By: William G. Gilroy and Nina Welding
Office of News and Information
Joan F. Brennecke, Keating-Crawford Professor of Chemical and Biomolecular Engineering and director of the University of Notre Dame’s Energy Center, has been named the 2008 Julius Stieglitz Lecturer by the Chicago section of the American Chemical Society (ACS) and the University of Chicago.
The award, presented since 1940 in honor of Stieglitz, is the highest ACS section award given. This year’s lecture is scheduled for Nov. 19 at the University of Chicago.
As the 2008 lecturer, Brennecke joins the list of lecturers that includes 13 Nobel Laureates and more than 35 members of the National Academy of Sciences, including Linus Pauling, Robert B. Woodward, Herbert C. Brown and George Whitesides. She is the first chemical engineer to be honored.
A faculty member since 1989, Brennecke is internationally known for her research in the development of solvents, specifically supercritical fluids and ionic liquids.
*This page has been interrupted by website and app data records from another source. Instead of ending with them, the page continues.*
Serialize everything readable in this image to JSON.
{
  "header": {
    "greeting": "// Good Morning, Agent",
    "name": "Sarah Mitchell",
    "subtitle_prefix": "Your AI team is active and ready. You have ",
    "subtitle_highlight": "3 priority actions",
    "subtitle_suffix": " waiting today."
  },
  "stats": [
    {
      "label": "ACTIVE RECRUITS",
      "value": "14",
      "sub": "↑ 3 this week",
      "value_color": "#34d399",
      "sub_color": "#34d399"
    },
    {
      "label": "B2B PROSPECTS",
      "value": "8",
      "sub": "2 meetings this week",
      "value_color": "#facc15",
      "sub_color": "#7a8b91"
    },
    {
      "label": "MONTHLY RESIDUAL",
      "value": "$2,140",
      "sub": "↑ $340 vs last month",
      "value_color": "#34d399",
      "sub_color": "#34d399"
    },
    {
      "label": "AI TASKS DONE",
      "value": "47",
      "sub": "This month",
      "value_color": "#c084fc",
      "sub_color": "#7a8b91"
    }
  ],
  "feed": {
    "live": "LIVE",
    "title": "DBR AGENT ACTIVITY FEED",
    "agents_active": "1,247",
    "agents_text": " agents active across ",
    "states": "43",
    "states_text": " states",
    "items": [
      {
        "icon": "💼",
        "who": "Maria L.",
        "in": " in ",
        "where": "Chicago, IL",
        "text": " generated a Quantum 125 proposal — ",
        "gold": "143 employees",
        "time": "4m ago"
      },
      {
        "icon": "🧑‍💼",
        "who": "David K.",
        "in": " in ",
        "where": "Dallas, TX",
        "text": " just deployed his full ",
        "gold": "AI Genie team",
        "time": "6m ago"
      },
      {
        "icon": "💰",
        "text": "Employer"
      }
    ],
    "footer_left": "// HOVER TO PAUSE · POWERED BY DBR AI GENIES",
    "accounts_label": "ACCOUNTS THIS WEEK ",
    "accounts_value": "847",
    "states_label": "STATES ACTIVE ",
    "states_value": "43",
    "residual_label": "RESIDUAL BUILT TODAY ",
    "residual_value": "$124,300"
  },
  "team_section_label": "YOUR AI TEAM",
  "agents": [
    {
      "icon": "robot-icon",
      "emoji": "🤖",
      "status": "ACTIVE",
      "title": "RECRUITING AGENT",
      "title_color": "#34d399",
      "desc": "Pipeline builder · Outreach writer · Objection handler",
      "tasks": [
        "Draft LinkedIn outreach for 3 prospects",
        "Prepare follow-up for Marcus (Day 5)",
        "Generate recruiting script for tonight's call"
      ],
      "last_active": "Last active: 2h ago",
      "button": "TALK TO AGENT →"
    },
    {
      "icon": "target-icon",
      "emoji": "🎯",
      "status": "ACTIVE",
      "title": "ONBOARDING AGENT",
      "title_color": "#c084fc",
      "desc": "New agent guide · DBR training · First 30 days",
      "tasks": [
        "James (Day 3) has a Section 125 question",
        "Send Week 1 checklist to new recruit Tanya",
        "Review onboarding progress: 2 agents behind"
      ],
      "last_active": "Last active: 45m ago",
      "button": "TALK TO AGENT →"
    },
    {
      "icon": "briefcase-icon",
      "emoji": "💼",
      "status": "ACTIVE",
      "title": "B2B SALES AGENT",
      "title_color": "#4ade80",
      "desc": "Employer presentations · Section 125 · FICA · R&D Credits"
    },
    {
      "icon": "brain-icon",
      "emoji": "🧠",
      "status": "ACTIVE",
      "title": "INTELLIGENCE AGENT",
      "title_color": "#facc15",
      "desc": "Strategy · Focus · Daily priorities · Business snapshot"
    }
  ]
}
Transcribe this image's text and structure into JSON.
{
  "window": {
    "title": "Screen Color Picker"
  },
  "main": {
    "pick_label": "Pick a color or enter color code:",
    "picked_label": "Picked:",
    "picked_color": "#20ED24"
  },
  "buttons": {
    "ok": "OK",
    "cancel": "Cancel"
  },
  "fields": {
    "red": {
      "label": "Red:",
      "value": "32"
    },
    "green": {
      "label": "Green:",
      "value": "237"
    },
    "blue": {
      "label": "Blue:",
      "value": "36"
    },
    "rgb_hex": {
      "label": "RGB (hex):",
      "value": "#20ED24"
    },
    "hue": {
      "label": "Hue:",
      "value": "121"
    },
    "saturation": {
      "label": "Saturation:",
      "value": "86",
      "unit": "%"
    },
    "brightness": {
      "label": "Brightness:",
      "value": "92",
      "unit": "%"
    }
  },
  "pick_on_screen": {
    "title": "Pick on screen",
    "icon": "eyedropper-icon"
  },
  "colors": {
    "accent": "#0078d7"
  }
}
Her research interests include supercritical fluid technology, ionic liquids, thermodynamics, environmentally benign chemical processing, and carbon dioxide separation, storage and usage.
Brennecke has received numerous awards for her research, as well as for her contributions in the classroom. Most recently, she was presented with the 2007 John M. Prausnitz Award for outstanding achievement in applied chemical thermodynamics by the Conference on Properties and Phase Equilibria for Product and Process Design. In 2006 she received the Professional Progress Award from the American Institute of Chemical Engineers (AIChE).
She also received the 2001 Ipatieff Prize from the ACS in recognition of her high-pressure studies of the local structure of supercritical fluid solutions and the effect of this local structure on the rates of homogeneous reactions. In 1991, the National Science Foundation honored her with the Presidential Young Investigator Award.
Brennecke is a member of AIChE, the ACS and the American Society for Engineering Education. She is past chair of the Council for Chemical Research and currently serves on the editorial board of the journal Green Chemistry.
A graduate of the University of Texas, Brennecke received her master’s and doctoral degrees in chemical engineering from the University of Illinois.
Stieglitz was a U.S. chemist who interpreted the behavior and structure of organic compounds in the light of valence theory and applied the methods of physical chemistry to organic chemistry.